Dr. Robbins
Posted June 2000
Excerpt from Dr. Robbins' 2nd edition of Headache Help

If you suffer from migraines, chances are that pregnancy, especially the second and third trimesters, will bring a welcome relief. If you do get headaches at this time, however, they are particularly hard to treat because you must avoid drugs that may potentially be harmful to the fetus. First try ice packs, relaxation therapy, and rest in a dark room. Ask your doctor about using small amounts of medication, such as acetaminophen (Tylenol). While caffeine decreases headaches, its use during pregnancy remains controversial. Limited amounts are probably fine. If you need something stronger, the doctor may try small doses of meperidine (Demerol), hydrocodone (Vicodin), or acetaminophen with codeine. Limited amounts of cortisone are also used on occasion. Take antinausea medications only if absolutely necessary, and only in small amounts. Over-the-counter preparations that may help nausea include Vitamin B6 and Emetrol. For more severe nausea, Reglan or Compazine are occasionally used.

If your migraines are frequent and severe, or you get daily headaches that are intolerable, your doctor may recommend preventive medications with minimal doses after the first trimester. A beta-blocker (such as propranolol, metoprolol, nadolol, or timolol) is often prescribed and discontinued three weeks before delivery to avoid harming the baby. Be sure you understand all the risks before trying any of these medications.

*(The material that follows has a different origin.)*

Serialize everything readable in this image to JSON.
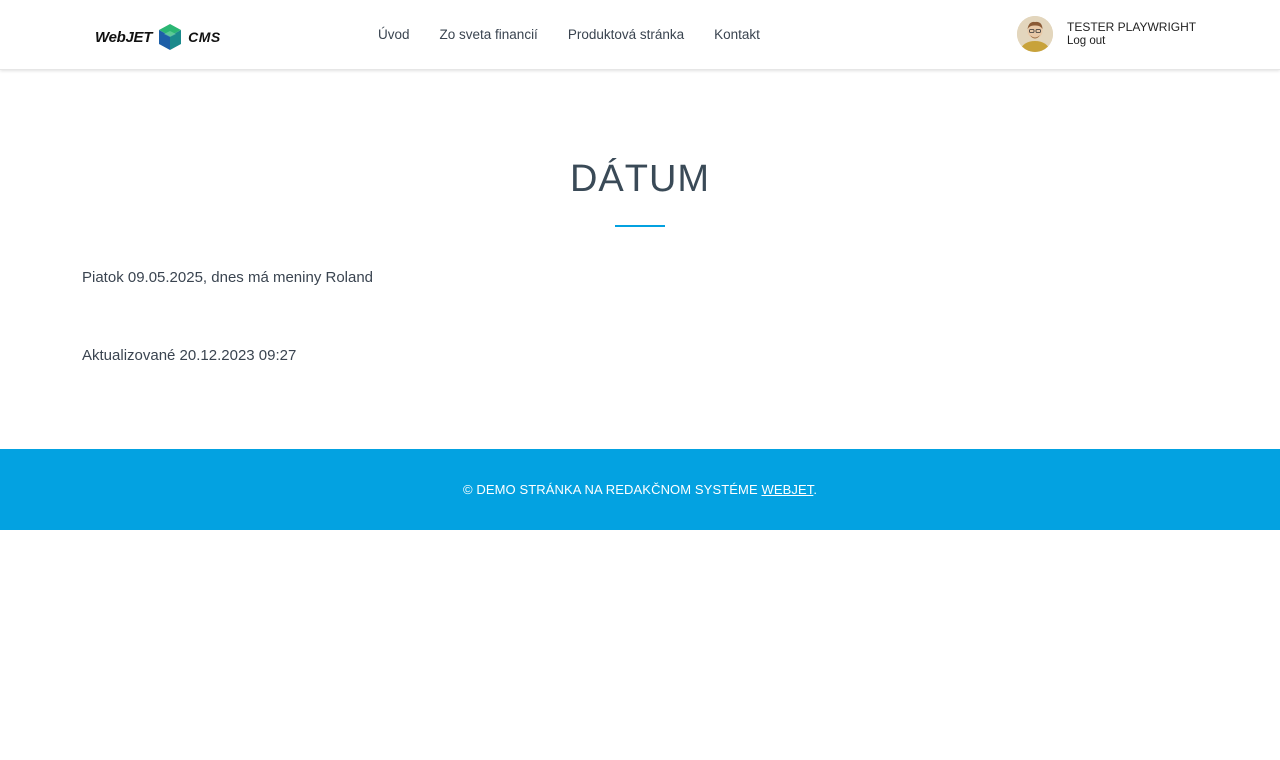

When beta-blockers don’t work or can’t be used, the doctor may recommend a very low dose (such as 10 or 25 mg.) of amitriptyline if daily preventive medication is necessary. However, there have been isolated reports that amitriptyline may trigger abnormalities in babies’ arms or legs. Again, be sure you understand whatever risks that this or other medications pose during pregnancy. Prozac and Zoloft have been used during pregnancy, and preliminary studies indicate that they are probably safe. However, this has not been proven. You need to be completely informed about all the possible risks of any medications used during pregnancy.